### WHAT YOU HAVE TO DO
Where a line contains the word "this", copy that line from the records below.

┄┄┄┄┄┄┄┄┄┄┄┄┄┄┄┄┄┄┄┄

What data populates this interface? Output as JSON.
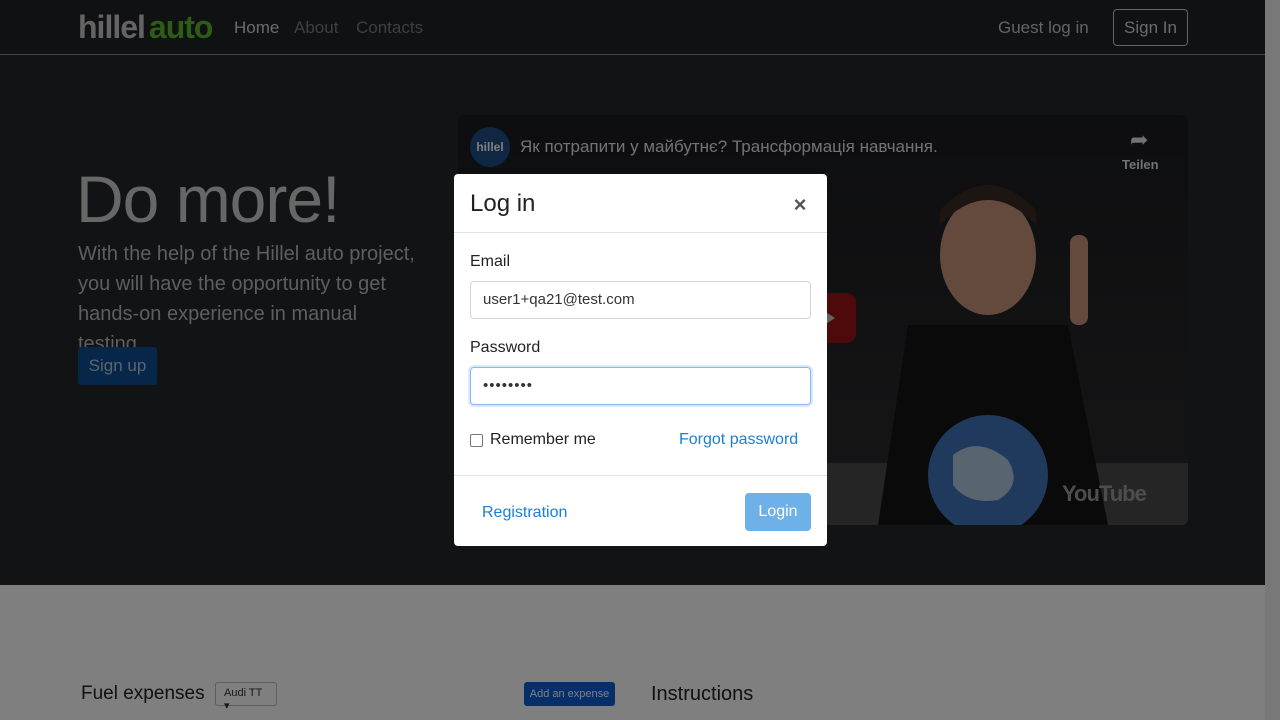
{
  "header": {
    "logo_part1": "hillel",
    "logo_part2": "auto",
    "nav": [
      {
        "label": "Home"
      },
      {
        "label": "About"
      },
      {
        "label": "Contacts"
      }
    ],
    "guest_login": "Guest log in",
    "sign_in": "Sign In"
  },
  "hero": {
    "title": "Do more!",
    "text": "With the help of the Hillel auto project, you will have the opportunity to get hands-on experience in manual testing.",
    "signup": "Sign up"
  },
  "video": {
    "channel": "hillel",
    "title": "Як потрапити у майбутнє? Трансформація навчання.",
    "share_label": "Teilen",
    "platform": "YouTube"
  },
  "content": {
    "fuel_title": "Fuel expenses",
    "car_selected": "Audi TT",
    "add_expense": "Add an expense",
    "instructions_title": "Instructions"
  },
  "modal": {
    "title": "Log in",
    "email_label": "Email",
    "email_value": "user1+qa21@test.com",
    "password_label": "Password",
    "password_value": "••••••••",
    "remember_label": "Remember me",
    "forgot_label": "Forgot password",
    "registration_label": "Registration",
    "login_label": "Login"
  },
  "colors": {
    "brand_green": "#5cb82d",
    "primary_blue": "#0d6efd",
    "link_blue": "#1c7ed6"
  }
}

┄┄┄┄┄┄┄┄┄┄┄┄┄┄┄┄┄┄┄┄

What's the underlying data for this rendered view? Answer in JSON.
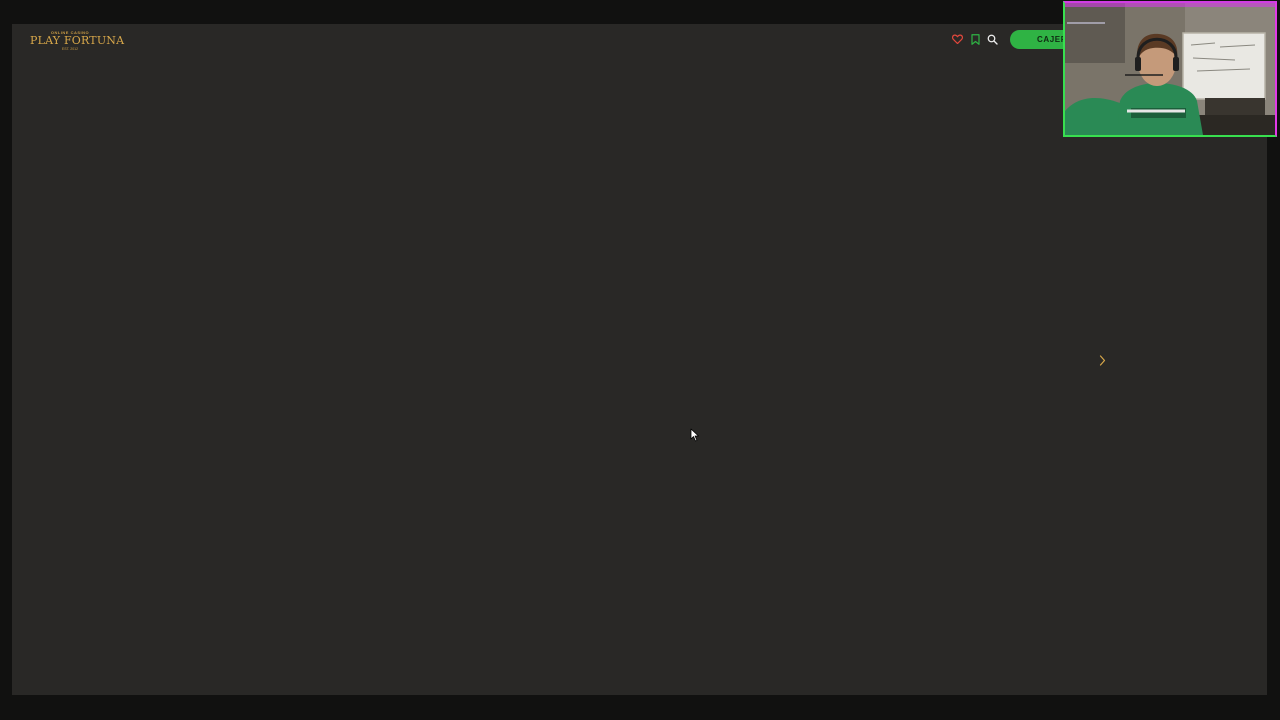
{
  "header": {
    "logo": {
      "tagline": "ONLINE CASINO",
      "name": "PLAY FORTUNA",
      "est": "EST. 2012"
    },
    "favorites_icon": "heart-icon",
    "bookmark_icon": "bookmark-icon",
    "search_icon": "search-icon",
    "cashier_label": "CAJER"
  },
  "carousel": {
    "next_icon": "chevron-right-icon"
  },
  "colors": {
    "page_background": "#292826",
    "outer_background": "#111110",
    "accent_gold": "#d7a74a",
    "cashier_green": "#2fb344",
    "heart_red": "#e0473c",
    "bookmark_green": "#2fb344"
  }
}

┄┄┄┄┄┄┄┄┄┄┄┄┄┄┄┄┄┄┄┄

### YOUR SOLUTION
What data populates this interface? Output as JSON.
What's the underlying data for this rendered view? Answer in JSON.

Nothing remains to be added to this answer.